Author: Amiri Baraka,Imamu Amiri Baraka
Publisher: Univ of California Press
ISBN: 0520265823
Category: Music
Page: 411
View: 8855

Continue Reading →

"As a commentator on American music, and African American music in particular, Baraka occupies a unique niche. His intelligence, critical sense, passion, strong political stances, involvement with musicians and in the musical world, as well as in his community, give his work a quality unlike any other. As a reviewer and as someone inside the movement, he writes powerfully about music as few others can or do."—Steven L. Isoardi, author of Central Avenue Sounds: Jazz in Los Angeles "Every jazz musician who has endured beyond changing fashions and warring cultures has had a signature sound. Amiri Baraka—from the very beginning of his challenging, fiery presence on the jazz scene—has brought probing light, between his off-putting thunderclaps, on what is indeed America's classical music. I sometimes disagree insistently with Amiri, and it's mutual; but when he gets past his parochial pyrotechnics, as in choruses in this book, he brings you into the life force of this music."—Nat Hentoff, author of The Jazz Life

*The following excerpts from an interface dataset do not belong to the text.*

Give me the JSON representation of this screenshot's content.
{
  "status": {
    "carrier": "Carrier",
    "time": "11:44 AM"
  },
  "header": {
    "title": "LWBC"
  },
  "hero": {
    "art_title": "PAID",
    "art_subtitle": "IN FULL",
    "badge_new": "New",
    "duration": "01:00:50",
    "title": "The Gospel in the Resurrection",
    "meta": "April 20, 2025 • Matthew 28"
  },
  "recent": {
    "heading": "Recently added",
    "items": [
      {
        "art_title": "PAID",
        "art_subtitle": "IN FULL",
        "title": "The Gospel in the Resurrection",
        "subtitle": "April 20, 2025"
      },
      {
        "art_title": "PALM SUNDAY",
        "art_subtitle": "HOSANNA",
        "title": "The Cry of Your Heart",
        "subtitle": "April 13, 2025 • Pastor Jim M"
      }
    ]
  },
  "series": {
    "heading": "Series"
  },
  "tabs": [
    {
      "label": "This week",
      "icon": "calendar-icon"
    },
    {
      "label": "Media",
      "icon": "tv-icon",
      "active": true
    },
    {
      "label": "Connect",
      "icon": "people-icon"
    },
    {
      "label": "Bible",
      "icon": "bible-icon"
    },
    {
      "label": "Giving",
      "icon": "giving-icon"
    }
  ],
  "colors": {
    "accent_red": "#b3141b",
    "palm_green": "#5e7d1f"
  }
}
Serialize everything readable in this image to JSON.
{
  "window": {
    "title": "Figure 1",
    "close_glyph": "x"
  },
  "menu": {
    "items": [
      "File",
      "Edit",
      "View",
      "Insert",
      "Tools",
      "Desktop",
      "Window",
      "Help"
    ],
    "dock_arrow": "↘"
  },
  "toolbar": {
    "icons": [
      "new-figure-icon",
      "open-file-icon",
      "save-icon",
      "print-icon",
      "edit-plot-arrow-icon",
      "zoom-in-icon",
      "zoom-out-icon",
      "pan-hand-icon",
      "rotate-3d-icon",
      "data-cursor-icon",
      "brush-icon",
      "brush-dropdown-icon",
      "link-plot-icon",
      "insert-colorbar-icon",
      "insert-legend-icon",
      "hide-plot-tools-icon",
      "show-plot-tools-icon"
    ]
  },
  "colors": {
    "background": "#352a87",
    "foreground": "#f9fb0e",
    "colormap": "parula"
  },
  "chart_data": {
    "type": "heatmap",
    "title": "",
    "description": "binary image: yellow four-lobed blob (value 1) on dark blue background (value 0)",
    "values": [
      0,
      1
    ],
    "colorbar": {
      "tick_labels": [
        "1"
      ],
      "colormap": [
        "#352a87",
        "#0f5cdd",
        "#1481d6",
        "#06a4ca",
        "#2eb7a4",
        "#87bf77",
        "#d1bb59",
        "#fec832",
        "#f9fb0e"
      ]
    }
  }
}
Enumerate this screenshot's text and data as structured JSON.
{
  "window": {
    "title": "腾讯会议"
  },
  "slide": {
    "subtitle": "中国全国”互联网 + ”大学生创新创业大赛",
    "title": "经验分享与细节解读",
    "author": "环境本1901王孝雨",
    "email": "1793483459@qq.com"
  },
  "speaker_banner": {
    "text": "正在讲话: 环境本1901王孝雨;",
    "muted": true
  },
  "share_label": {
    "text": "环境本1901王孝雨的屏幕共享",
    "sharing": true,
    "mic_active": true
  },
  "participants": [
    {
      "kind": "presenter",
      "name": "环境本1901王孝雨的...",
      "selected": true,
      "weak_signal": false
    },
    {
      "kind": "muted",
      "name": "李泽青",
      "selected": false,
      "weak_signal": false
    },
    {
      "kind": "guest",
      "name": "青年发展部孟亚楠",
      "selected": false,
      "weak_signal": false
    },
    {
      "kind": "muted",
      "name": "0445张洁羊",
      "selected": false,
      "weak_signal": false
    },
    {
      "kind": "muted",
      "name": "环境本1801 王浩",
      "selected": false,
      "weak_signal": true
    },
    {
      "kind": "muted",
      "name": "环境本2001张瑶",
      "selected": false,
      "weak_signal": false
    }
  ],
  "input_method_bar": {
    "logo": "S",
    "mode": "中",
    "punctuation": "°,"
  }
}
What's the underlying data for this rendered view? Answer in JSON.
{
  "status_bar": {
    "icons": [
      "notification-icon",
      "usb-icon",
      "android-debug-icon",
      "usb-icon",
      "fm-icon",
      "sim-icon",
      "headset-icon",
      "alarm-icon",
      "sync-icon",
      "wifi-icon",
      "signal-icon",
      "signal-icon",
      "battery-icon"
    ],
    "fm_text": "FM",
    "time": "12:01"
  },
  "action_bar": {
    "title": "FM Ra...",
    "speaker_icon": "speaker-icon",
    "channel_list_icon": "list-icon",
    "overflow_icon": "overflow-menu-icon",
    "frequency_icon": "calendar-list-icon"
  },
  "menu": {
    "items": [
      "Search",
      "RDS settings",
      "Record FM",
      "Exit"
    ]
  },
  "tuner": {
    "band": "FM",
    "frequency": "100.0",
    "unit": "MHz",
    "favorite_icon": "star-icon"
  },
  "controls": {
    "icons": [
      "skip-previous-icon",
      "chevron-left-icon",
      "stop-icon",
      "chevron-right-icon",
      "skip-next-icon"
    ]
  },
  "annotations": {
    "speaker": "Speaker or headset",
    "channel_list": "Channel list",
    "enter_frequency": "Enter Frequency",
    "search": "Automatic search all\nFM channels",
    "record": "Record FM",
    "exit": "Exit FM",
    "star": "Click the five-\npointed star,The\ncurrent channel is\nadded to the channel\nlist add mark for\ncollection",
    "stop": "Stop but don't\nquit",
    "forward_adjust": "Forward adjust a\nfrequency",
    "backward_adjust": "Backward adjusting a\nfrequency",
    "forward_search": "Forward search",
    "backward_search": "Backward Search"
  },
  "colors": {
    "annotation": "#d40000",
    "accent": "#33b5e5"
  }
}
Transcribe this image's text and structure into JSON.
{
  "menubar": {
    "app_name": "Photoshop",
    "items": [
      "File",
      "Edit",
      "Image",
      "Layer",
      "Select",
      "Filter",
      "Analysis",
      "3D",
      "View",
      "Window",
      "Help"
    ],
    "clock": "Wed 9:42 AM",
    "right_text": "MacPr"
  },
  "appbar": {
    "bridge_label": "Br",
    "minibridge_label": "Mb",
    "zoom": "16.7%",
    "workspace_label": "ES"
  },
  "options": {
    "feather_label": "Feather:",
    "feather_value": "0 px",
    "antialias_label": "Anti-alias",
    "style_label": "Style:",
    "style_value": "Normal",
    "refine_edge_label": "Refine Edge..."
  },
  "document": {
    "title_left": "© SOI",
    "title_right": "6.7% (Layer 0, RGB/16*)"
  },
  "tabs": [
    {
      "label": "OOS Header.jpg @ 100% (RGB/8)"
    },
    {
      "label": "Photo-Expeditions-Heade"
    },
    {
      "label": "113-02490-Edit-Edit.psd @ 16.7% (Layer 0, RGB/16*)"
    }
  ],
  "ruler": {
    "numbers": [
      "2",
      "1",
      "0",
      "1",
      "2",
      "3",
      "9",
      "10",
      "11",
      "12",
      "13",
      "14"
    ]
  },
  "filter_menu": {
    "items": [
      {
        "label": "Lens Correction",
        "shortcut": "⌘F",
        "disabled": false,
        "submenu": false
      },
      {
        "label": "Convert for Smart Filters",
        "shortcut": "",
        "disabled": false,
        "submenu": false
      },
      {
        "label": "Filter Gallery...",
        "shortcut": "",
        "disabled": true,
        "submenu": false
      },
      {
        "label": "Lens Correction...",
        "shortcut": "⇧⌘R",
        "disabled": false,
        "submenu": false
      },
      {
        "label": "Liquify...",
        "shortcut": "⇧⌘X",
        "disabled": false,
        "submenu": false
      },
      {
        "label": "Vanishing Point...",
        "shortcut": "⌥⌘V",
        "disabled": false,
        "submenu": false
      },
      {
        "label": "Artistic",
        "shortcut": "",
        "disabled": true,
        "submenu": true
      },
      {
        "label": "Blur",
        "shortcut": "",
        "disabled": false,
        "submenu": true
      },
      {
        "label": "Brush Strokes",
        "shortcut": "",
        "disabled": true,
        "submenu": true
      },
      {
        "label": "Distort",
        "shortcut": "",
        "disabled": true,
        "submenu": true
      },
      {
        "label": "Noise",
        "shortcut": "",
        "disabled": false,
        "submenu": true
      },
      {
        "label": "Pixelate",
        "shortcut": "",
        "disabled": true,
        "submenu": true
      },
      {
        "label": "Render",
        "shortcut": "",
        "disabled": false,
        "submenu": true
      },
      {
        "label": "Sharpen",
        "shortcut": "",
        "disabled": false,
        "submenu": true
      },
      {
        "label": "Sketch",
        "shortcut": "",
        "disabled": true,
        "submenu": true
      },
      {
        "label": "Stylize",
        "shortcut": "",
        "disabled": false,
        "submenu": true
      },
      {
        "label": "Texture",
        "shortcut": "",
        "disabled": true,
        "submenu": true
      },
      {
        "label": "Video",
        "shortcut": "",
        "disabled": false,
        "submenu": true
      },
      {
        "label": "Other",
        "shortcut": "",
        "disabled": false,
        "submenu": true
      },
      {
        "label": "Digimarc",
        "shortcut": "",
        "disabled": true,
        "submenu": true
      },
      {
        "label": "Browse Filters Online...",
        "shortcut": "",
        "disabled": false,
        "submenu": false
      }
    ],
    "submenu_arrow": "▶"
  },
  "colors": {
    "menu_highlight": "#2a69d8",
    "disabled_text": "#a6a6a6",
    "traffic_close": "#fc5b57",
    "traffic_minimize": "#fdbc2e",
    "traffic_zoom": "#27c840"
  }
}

Ain't I a Beauty Queen?

Black Women, Beauty, and the Politics of Race
Author: Maxine Leeds Craig
Publisher: Oxford University Press
ISBN: 9780198032557
Category: Social Science
Page: 208
View: 5732

Continue Reading →

"Black is Beautiful!" The words were the exuberant rallying cry of a generation of black women who threw away their straightening combs and adopted a proud new style they called the Afro. The Afro, as worn most famously by Angela Davis, became a veritable icon of the Sixties. Although the new beauty standards seemed to arise overnight, they actually had deep roots within black communities. Tracing her story to 1891, when a black newspaper launched a contest to find the most beautiful woman of the race, Maxine Leeds Craig documents how black women have negotiated the intersection of race, class, politics, and personal appearance in their lives. Craig takes the reader from beauty parlors in the 1940s to late night political meetings in the 1960s to demonstrate the powerful influence of social movements on the experience of daily life. With sources ranging from oral histories of Civil Rights and Black Power Movement activists and men and women who stood on the sidelines to black popular magazines and the black movement press, Ain't I a Beauty Queen? will fascinate those interested in beauty culture, gender, class, and the dynamics of race and social movements.

Shaded Lives

African-American Women and Television
Author: Beretta E. Smith-Shomade
Publisher: Rutgers University Press
ISBN: 9780813531052
Category: Performing Arts
Page: 237
View: 2265

Continue Reading →

Since its invention, television has been one of the biggest influences on American culture. Through this medium, multiple visions and disparate voices have attempted to stake a place in viewer consumption. Yet even as this programming supposedly reflects characteristics of the general American populace, television-generated images are manipulated and contradictory, predicated by the various economic, political, and cultural forces placed upon it. In Shaded Lives, Beretta Smith-Shomade sets out to dissect images of the African American woman in television from the 1980s. She calls their depiction "binaristic," or split. African American women, although an essential part of television programming today, are still presented as distorted and deviant. By closely examining the television texts of African-American women in comedy, music video, television news and talk shows (Oprah Winfrey is highlighted), Smith-Shomade shows how these voices are represented, what forces may be at work in influencing these images, and what alternate ways of viewing might be available. Smith-Shomade offers critical examples of where the sexist and racist legacy of this country collide with the cultural strength of Black women in visual and real-lived culture. As the nation's climate of heightened racial divisiveness continues to relegate the representation of Black women to depravity and display, her study is not only useful, it is critical.